**THE TASK:**
Go through the entries below and copy every line that holds the word "JSON".

**RECORDED DATA:**
────
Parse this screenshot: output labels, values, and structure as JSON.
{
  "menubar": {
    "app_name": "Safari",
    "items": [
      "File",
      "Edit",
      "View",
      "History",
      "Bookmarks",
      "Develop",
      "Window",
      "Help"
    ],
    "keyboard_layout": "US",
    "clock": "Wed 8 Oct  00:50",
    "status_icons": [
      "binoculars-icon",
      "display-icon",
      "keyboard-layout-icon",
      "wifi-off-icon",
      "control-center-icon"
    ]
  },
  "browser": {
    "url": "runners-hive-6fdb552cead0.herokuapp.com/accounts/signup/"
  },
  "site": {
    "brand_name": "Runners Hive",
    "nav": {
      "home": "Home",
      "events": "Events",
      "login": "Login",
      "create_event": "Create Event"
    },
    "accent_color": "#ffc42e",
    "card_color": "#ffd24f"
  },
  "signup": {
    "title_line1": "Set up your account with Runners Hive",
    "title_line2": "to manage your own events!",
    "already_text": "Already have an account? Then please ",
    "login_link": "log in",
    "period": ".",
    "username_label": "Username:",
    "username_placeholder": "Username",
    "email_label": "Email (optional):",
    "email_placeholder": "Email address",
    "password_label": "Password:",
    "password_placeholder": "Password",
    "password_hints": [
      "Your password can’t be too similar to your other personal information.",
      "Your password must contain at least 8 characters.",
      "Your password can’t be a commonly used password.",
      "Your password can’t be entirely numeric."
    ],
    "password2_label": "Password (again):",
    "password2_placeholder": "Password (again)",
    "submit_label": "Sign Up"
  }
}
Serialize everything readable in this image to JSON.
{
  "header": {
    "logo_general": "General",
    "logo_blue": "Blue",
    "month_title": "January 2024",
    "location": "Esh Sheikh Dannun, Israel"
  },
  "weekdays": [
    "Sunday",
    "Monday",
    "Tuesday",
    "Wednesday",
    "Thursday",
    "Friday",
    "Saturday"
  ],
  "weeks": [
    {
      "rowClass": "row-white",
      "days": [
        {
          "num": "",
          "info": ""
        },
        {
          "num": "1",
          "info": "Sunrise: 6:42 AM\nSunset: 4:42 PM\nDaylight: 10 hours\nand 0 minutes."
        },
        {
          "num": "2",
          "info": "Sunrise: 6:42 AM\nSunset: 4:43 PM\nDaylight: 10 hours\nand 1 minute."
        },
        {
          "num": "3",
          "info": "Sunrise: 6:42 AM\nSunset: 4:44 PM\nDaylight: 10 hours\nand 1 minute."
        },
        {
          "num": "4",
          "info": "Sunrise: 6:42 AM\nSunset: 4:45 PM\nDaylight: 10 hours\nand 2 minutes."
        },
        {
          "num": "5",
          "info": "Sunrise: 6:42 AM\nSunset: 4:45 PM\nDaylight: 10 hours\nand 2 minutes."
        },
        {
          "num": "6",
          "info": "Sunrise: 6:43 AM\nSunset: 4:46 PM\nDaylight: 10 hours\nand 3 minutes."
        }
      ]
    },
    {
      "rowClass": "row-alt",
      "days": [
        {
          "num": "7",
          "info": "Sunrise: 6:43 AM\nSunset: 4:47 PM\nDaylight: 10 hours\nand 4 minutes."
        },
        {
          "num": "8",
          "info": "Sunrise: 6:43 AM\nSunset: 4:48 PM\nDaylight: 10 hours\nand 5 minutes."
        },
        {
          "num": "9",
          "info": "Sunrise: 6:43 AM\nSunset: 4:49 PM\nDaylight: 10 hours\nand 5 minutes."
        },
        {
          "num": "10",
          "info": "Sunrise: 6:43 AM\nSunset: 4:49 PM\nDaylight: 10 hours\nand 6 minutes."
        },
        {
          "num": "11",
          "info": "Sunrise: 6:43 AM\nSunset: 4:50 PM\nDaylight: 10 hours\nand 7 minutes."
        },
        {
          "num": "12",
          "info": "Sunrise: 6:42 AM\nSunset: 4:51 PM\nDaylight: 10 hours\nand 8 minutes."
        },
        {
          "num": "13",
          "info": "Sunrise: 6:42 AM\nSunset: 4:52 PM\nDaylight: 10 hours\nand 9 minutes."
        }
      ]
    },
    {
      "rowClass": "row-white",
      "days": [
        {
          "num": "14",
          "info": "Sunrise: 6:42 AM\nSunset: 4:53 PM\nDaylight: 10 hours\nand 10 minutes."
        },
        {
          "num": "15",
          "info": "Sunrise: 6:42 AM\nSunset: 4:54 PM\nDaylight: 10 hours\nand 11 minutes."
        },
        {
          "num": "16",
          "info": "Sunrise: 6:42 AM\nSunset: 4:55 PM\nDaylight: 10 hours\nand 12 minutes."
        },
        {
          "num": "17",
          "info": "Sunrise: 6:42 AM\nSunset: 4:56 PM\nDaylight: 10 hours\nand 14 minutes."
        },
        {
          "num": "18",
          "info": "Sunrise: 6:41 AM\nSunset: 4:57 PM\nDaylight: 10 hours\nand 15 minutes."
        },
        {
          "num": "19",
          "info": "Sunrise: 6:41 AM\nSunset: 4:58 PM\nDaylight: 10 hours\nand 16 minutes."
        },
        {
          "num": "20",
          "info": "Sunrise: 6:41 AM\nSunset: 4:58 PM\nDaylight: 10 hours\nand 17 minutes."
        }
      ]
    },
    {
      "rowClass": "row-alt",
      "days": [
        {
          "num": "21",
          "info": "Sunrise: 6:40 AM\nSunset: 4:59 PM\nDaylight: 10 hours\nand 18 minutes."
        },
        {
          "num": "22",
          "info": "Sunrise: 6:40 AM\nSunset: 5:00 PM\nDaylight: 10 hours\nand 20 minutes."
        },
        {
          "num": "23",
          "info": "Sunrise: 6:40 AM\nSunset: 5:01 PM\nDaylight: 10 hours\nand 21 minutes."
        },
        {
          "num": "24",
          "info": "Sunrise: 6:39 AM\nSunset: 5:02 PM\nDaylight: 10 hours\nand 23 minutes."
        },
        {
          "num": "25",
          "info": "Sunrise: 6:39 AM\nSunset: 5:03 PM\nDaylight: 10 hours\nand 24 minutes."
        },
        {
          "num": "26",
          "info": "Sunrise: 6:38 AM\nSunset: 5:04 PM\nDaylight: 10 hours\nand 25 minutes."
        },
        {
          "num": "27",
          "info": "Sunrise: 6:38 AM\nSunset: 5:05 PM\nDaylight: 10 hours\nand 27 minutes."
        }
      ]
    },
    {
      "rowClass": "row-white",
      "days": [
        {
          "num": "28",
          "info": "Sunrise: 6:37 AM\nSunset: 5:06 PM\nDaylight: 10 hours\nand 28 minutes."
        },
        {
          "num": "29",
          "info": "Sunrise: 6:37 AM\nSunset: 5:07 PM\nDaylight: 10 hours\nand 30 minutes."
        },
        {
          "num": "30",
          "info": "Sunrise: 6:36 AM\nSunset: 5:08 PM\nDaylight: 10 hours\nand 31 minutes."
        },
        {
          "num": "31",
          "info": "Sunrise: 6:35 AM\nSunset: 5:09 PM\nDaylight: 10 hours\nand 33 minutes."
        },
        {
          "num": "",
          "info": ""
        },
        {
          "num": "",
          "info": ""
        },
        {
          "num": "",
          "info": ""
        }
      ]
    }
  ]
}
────
**RESULT BELOW:**
Parse this screenshot: output labels, values, and structure as JSON.
Serialize everything readable in this image to JSON.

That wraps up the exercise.